Saudi rights group accuses employers of sexism
It criticized companies requesting approval from the male guardians of prospective women job candidates
The National Society for Human Rights (NSHR) criticized companies requesting approval from the male guardians of prospective women job candidates, labeling the practice as sexism, Makkah daily reported.
General Secretary of NSHR Khalid al-Fakhry said: “No company, private or public, has the right to refuse prospective women employees due to their gender. The charters of the Ministry of Labor and Ministry of Civil Services do not state in any regulation that women require the approval of their guardians before they can work.”
He also added that the civil service and its departments, Human Resources Development Fund and the private sector all conform to the regulations set by the Ministry of Labor.
“Requesting a guardian’s approval as a condition for employment is considered gender discrimination. The Kingdom has signed international contracts holding it responsible for eradicating all occurrences and forms of discrimination against women.”
He also added many private companies ask for the approval because they fear being questioned by the Ministry of Labor, even though this would not happen.
“Moreover, when companies request guardian approval, it is due to the personal mindset and belief of the employer and is not backed up by the law in any way.
“Any woman who faces discrimination in any way may contact us and we will pursue her case. It is very important that women understand that they are not obliged to submit any guardian approval.”
He said he was “sad” at how women were being treated in society. “It is quite unbearable when a woman needs to prove her identity by kinship to her father, husband, or brother just to serve her own society,” said al-Fakhry.
He said humans of any gender have three basic rights, consisting of the right to work, the right to education and the right to health.
“Any attempt to obstruct women’s access to these three rights is considered gender discrimination,” said al-Fakhry.
This was originally posted on the Saudi Gazette on Dec. 23, 2014.

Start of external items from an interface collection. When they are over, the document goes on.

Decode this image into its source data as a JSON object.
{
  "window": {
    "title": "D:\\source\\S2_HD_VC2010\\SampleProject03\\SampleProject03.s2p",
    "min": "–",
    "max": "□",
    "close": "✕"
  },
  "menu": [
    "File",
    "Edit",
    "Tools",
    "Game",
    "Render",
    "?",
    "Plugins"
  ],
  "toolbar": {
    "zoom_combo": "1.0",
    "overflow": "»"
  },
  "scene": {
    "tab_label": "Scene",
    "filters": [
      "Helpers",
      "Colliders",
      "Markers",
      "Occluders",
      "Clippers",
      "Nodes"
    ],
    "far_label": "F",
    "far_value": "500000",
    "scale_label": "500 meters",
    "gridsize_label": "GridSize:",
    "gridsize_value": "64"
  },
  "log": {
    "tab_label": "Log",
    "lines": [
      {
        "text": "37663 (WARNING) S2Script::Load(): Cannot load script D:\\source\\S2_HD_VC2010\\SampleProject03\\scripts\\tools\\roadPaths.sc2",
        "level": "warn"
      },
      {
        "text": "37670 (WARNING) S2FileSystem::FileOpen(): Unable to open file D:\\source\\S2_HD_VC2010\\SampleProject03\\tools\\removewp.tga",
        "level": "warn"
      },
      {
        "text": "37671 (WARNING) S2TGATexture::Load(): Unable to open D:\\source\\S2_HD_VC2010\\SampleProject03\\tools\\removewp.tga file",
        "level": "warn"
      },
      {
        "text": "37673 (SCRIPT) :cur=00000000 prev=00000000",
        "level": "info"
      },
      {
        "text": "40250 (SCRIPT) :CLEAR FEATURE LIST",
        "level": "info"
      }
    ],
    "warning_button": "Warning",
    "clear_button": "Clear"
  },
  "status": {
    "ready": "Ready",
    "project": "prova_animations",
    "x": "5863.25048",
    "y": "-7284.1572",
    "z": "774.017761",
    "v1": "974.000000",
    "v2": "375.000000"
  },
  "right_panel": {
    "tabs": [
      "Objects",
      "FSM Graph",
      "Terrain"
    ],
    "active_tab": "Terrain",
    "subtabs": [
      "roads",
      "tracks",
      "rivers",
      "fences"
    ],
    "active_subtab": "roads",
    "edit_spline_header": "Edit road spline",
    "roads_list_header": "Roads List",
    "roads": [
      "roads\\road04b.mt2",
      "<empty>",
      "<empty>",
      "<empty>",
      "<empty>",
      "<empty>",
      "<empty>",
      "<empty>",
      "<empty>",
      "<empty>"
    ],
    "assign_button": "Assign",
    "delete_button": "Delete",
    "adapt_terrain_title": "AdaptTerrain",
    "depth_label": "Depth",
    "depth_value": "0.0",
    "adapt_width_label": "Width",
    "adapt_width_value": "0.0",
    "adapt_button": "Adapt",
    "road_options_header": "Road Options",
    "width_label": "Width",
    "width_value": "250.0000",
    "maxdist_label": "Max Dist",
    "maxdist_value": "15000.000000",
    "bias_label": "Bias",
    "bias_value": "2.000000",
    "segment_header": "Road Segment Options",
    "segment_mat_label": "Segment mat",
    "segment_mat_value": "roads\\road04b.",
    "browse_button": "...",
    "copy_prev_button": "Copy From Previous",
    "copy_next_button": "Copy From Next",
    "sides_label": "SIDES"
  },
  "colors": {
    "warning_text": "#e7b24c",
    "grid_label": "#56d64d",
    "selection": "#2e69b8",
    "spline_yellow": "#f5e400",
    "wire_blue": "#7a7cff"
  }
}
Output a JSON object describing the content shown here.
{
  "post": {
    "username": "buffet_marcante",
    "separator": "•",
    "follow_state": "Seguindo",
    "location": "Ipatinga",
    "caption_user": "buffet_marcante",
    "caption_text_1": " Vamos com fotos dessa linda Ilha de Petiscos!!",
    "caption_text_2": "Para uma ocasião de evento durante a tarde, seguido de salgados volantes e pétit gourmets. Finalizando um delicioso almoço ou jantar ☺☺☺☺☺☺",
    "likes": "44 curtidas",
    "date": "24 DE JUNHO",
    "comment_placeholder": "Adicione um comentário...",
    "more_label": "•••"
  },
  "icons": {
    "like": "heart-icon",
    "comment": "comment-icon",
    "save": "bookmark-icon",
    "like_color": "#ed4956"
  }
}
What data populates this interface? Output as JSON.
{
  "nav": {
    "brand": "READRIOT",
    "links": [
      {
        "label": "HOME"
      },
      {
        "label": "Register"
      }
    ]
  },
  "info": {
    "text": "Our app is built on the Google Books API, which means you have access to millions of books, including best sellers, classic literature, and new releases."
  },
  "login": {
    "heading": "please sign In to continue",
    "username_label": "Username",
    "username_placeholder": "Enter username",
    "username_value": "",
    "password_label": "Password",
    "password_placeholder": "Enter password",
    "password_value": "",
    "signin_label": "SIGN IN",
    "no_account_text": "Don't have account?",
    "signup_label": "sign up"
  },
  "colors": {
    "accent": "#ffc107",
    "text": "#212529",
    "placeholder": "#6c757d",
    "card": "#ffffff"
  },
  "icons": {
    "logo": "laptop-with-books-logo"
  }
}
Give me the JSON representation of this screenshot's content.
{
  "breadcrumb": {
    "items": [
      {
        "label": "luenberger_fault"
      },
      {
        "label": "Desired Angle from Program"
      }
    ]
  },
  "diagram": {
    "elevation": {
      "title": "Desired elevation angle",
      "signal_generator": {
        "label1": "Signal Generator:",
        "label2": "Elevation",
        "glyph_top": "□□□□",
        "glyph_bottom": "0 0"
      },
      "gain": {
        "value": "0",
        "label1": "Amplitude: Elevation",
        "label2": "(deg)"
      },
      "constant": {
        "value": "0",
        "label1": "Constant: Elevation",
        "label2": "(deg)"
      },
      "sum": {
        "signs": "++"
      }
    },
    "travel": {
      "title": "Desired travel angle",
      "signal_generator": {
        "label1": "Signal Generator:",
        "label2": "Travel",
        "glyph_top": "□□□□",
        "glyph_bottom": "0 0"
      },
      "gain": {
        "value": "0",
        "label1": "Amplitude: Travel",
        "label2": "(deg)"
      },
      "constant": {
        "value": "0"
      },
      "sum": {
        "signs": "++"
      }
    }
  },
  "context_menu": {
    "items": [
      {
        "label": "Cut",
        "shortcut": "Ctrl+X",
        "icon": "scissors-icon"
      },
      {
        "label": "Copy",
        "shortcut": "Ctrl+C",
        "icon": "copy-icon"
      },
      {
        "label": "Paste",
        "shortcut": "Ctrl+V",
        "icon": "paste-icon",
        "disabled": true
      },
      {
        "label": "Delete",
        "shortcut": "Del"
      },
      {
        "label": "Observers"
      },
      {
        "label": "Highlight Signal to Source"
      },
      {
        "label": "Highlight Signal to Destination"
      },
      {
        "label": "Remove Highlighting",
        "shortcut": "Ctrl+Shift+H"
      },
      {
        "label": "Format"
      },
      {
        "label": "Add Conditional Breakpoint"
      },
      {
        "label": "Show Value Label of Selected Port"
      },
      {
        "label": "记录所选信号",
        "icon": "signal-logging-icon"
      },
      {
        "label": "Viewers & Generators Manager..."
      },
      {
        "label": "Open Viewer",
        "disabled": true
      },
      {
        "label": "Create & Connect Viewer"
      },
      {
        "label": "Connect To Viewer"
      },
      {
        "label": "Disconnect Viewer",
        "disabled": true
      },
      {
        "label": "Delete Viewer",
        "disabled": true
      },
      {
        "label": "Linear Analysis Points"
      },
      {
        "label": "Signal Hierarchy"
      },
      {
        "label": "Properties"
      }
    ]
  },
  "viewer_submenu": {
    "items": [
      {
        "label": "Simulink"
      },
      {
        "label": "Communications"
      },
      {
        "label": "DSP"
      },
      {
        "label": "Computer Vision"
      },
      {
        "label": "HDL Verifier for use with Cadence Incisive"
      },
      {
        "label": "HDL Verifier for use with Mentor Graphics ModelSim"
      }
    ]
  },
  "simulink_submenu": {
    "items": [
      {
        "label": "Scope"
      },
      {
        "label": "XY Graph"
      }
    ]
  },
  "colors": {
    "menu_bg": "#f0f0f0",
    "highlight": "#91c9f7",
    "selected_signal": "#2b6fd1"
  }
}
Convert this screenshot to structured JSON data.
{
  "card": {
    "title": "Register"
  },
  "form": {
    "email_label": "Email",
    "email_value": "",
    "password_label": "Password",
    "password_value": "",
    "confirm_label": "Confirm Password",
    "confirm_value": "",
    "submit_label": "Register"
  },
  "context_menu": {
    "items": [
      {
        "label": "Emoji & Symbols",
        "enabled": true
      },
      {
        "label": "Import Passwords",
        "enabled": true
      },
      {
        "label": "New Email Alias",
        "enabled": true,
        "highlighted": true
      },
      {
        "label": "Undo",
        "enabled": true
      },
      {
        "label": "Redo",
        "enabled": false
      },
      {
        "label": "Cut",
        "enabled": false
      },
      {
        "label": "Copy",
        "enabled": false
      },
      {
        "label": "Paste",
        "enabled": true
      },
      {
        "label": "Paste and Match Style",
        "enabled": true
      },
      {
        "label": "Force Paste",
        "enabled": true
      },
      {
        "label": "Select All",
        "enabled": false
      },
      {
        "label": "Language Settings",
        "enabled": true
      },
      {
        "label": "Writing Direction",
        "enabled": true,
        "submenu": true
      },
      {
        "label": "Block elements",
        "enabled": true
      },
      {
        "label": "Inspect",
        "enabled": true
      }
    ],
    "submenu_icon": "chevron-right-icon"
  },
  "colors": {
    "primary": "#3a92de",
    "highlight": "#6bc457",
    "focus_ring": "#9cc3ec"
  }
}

Three-day week for Saudi women in remote schoolsThe decision to cut the working week for women was taken in a bid to reduce road accidents Middle East
Saudi names six women as deputy chairpersons of Shura committeesPositions involve human rights, foreign affairs, and education sectors Middle East
Saudi women reluctant to claim rights, despite legal protectionExperts believe the reluctance on the part of women to claim their rights stems from a fear of the social implications of such actions Features
Shortage of Saudi women for textiles, tailoring jobsTailor shops are currently operated by male expatriates Middle East
Women educators facing ‘numerous’ challenges in Saudi ArabiaWomen’s sections at universities in the Kingdom face challenges, according to one female dean Features
Saudi Arabia records higher number of women forced to marry relativesThe Council of Senior Scholars in Saudi Arabia issued a fatwa in 2005 saying tahjeer and forced marriages were not allowed in Islam Middle East
Saudi woman 'arrested' at border for defying drive banConservative Saudi Arabia is the only country in the world which does not allow women to drive Middle East
Princess Ameerah: It’s tough being in the public eyeSaudi Princess Ameerah Al-Taweel’s stance on women’s rights saw her thrust into the limelight – bringing with it some ‘threatening’ feedback Variety